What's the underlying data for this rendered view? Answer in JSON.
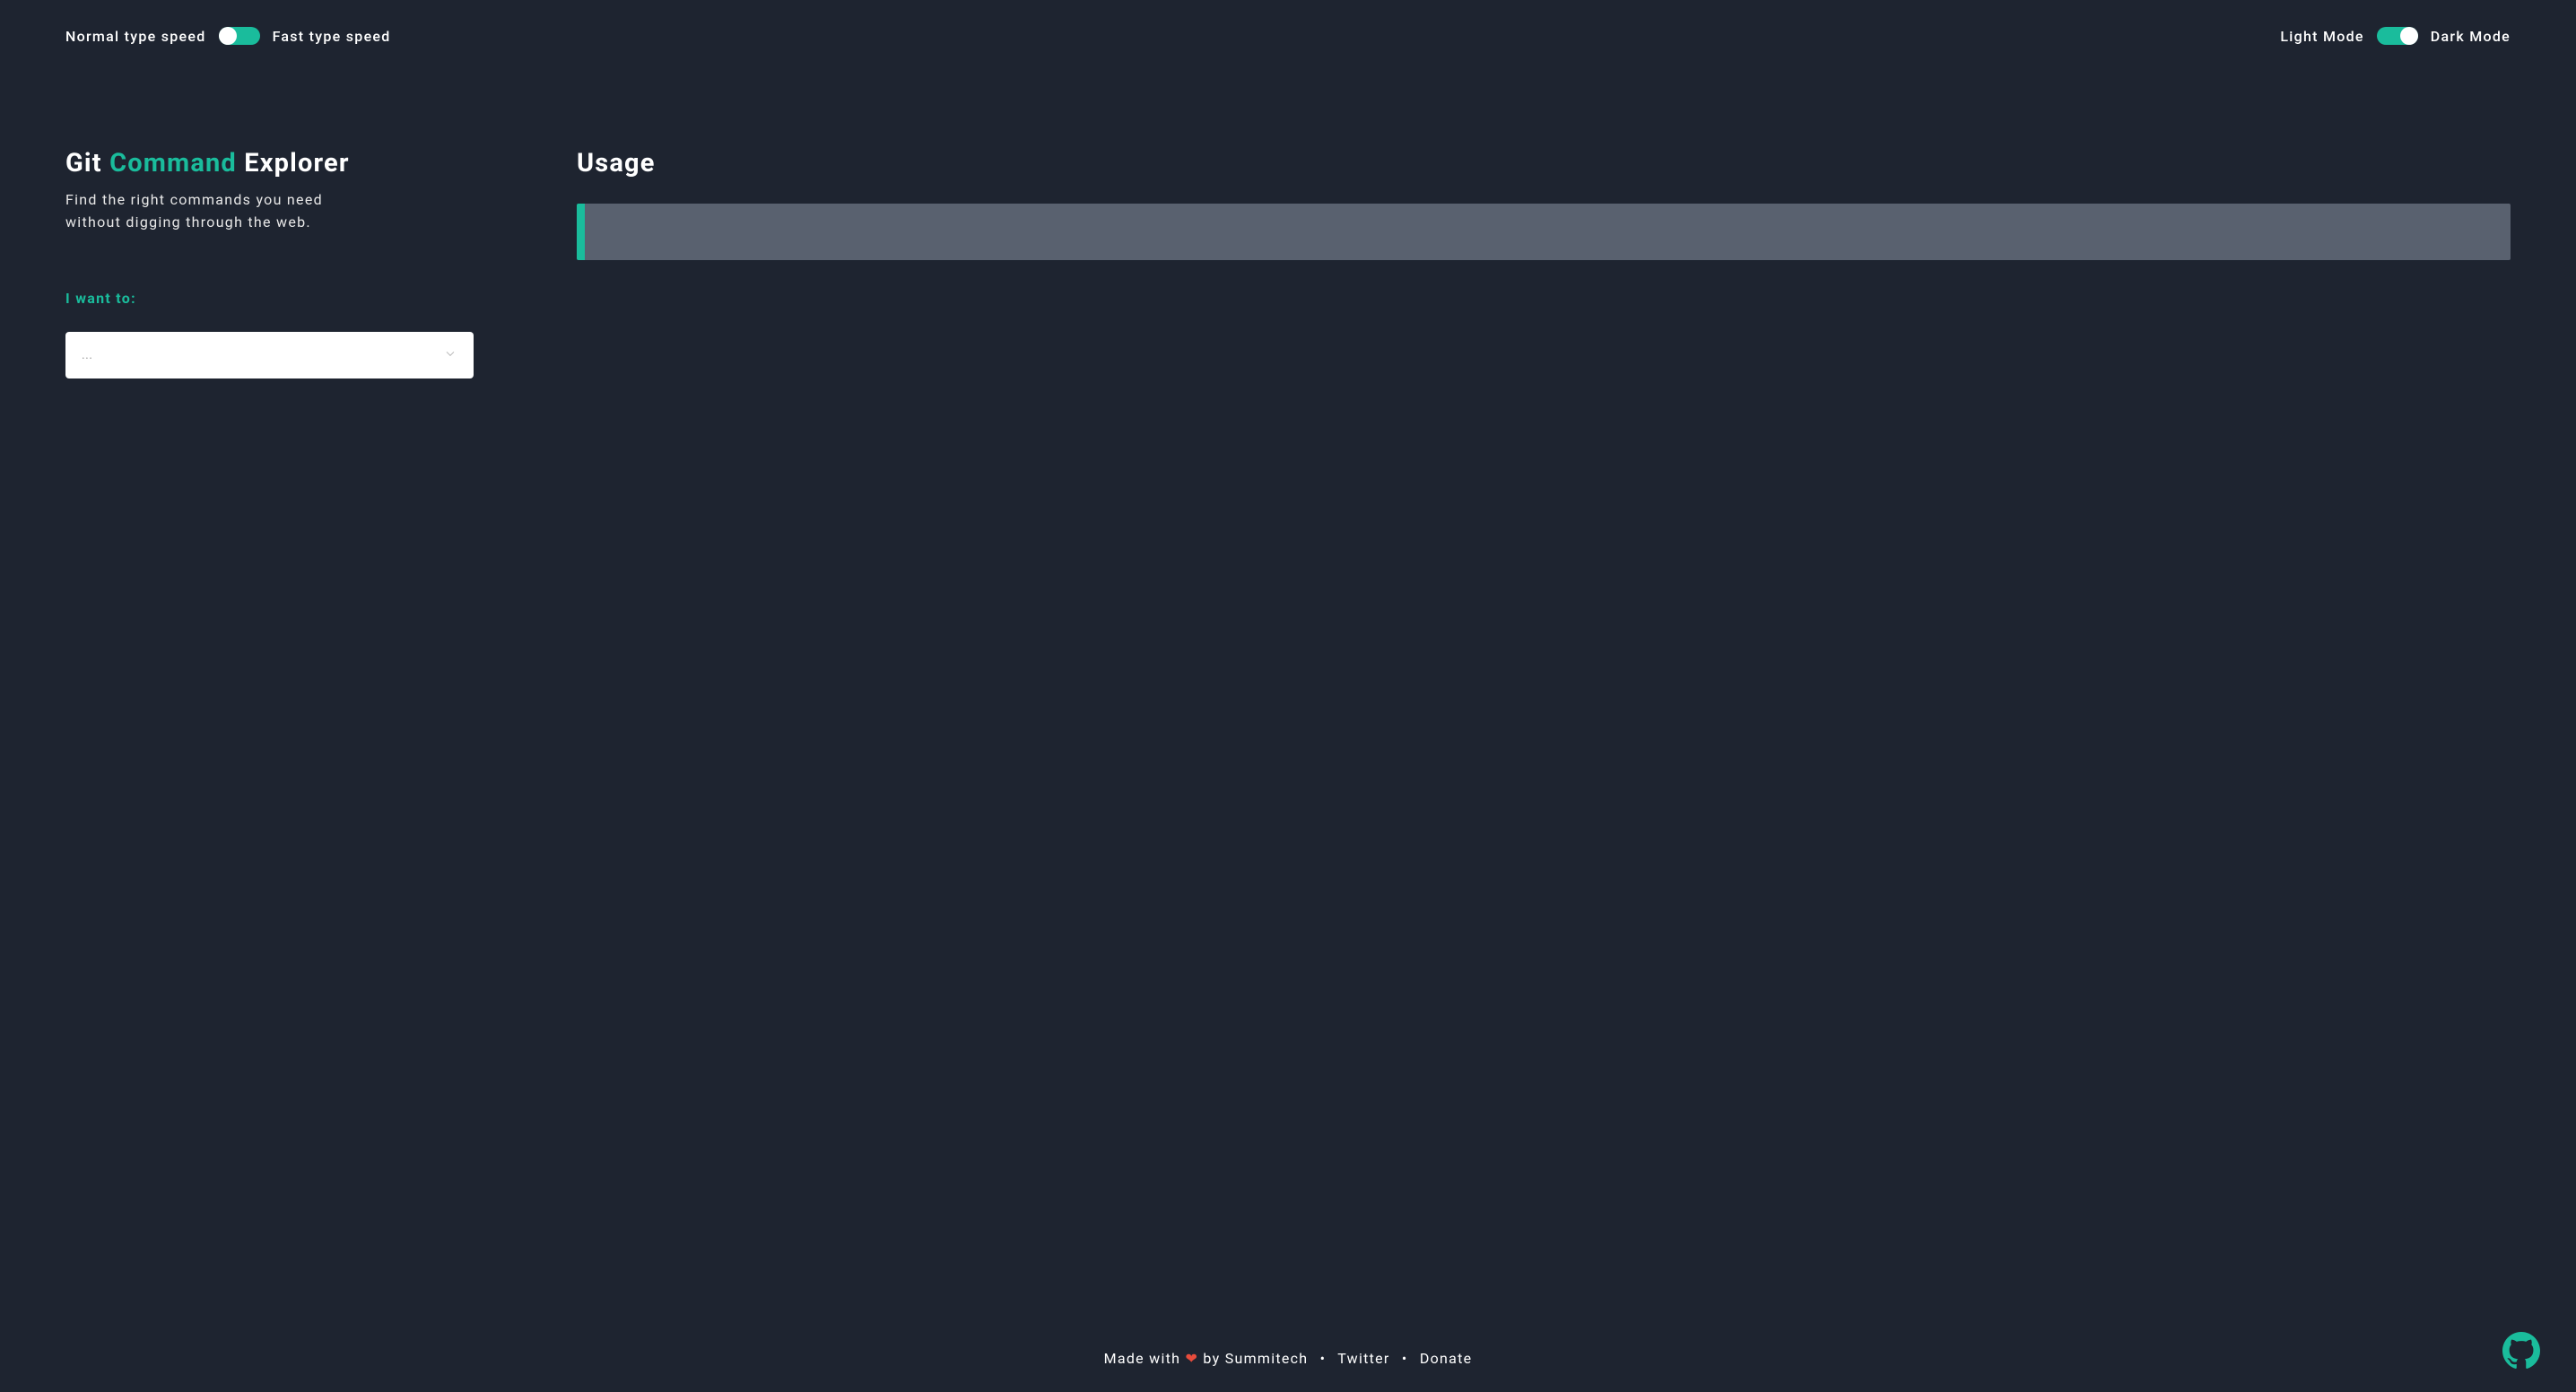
{
  "header": {
    "typeSpeed": {
      "leftLabel": "Normal type speed",
      "rightLabel": "Fast type speed"
    },
    "theme": {
      "leftLabel": "Light Mode",
      "rightLabel": "Dark Mode"
    }
  },
  "main": {
    "title": {
      "part1": "Git ",
      "part2": "Command",
      "part3": " Explorer"
    },
    "subtitle": "Find the right commands you need without digging through the web.",
    "promptLabel": "I want to:",
    "selectPlaceholder": "...",
    "usageTitle": "Usage"
  },
  "footer": {
    "madeWith": "Made with ",
    "heart": "❤",
    "by": " by ",
    "author": "Summitech",
    "twitter": "Twitter",
    "donate": "Donate",
    "sep": "•"
  }
}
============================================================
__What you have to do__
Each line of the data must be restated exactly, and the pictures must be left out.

__Result of the task__
What's the underlying data for this rendered view? Answer in JSON.
{
  "header": {
    "typeSpeed": {
      "leftLabel": "Normal type speed",
      "rightLabel": "Fast type speed"
    },
    "theme": {
      "leftLabel": "Light Mode",
      "rightLabel": "Dark Mode"
    }
  },
  "main": {
    "title": {
      "part1": "Git ",
      "part2": "Command",
      "part3": " Explorer"
    },
    "subtitle": "Find the right commands you need without digging through the web.",
    "promptLabel": "I want to:",
    "selectPlaceholder": "...",
    "usageTitle": "Usage"
  },
  "footer": {
    "madeWith": "Made with ",
    "heart": "❤",
    "by": " by ",
    "author": "Summitech",
    "twitter": "Twitter",
    "donate": "Donate",
    "sep": "•"
  }
}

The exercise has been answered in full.